Scientists have built and tested a new biomaterial-based delivery system — known as a hydrogel — that will encase a desired cargo and dissolve to release its freight only when specific physiological conditions are met.

For a hydrogel with logic gates, a specific environmental trigger can open the gates, dissolving the hydrogel and releasing its contents.
(Credit: Cole DeForest/University of Washington)

These environmental cues could include the presence of an enzyme or even the acidic conditions that could be found in a tumor microenvironment. Critically, the triggers that cause dissolution of the hydrogel can be switched out easily in the synthesis process, allowing researchers to create many different packages that open up in response to unique combinations of environmental cues.

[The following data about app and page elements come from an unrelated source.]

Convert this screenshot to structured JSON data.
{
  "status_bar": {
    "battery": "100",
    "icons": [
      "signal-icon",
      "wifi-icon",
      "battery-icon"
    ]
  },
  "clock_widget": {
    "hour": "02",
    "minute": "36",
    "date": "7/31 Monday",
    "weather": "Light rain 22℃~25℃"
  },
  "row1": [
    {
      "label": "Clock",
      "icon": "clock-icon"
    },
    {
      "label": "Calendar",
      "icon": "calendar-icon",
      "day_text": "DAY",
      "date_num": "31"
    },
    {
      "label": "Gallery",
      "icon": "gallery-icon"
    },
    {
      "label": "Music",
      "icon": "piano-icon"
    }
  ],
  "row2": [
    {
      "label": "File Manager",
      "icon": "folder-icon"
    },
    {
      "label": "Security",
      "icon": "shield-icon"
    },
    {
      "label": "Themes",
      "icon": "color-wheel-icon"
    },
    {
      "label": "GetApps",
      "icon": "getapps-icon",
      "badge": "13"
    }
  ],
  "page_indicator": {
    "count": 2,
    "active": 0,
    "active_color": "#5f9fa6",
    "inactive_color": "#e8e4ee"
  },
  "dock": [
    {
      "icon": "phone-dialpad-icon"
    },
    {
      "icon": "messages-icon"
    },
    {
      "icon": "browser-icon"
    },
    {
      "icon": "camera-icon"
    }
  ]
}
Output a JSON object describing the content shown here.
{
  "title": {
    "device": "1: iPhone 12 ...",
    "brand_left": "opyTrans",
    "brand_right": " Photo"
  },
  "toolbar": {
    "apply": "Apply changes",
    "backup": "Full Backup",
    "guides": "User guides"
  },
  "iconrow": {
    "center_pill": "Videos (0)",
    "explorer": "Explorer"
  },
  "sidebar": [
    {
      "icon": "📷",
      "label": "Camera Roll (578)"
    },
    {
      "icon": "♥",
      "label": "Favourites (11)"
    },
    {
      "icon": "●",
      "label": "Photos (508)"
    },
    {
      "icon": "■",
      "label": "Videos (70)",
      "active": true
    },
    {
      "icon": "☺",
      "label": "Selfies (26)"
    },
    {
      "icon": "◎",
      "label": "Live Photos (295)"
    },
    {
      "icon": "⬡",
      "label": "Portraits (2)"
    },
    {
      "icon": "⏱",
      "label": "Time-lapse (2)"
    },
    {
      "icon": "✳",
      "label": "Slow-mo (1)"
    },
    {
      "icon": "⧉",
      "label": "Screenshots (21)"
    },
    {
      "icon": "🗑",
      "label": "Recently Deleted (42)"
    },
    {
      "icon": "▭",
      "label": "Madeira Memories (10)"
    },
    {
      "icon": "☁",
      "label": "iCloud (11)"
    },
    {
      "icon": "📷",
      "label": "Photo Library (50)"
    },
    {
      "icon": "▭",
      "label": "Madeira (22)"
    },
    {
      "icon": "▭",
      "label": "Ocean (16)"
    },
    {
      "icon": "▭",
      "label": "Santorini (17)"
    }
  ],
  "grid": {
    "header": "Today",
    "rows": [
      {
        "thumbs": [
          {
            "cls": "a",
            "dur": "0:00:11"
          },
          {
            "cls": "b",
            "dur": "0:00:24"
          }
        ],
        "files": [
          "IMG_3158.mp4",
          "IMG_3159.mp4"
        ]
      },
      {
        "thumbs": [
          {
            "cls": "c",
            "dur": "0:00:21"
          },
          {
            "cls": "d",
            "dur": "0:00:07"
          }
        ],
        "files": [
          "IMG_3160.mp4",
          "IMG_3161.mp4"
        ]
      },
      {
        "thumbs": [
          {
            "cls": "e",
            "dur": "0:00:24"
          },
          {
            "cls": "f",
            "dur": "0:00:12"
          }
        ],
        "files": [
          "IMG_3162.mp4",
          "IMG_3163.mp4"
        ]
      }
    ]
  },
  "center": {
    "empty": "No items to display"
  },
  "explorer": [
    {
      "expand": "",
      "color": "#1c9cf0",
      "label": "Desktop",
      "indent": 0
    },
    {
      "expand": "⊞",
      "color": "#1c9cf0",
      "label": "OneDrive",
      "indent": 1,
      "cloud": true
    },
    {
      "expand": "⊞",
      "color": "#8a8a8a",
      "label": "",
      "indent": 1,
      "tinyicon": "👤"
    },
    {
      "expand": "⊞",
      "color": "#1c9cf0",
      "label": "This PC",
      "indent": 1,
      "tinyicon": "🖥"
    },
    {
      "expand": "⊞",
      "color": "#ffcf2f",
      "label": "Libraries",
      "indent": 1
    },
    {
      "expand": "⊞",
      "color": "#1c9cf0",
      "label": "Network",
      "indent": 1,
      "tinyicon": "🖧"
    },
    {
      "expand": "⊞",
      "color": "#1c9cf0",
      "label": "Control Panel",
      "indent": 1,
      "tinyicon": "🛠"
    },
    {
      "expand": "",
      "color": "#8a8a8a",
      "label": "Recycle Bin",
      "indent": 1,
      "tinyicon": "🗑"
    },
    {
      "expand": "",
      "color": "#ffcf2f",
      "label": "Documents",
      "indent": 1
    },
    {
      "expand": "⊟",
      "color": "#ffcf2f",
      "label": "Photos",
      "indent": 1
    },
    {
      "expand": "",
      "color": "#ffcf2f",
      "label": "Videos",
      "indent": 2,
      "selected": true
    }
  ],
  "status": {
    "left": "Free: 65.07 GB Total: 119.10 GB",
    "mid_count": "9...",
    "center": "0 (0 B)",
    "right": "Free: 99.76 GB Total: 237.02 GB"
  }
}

The key to the team’s innovation lies in the way the hydrogels were synthesized. When researchers assembled the polymer network that comprises the biomaterial, they incorporated chemical cross-link gates that are designed to open and release the hydrogel’s contents in response to user-specified cues.

These hydrogel gates use simple principles of Boolean logic, which centers on inputs to simple binary commands: “YES,” “AND” or “OR.”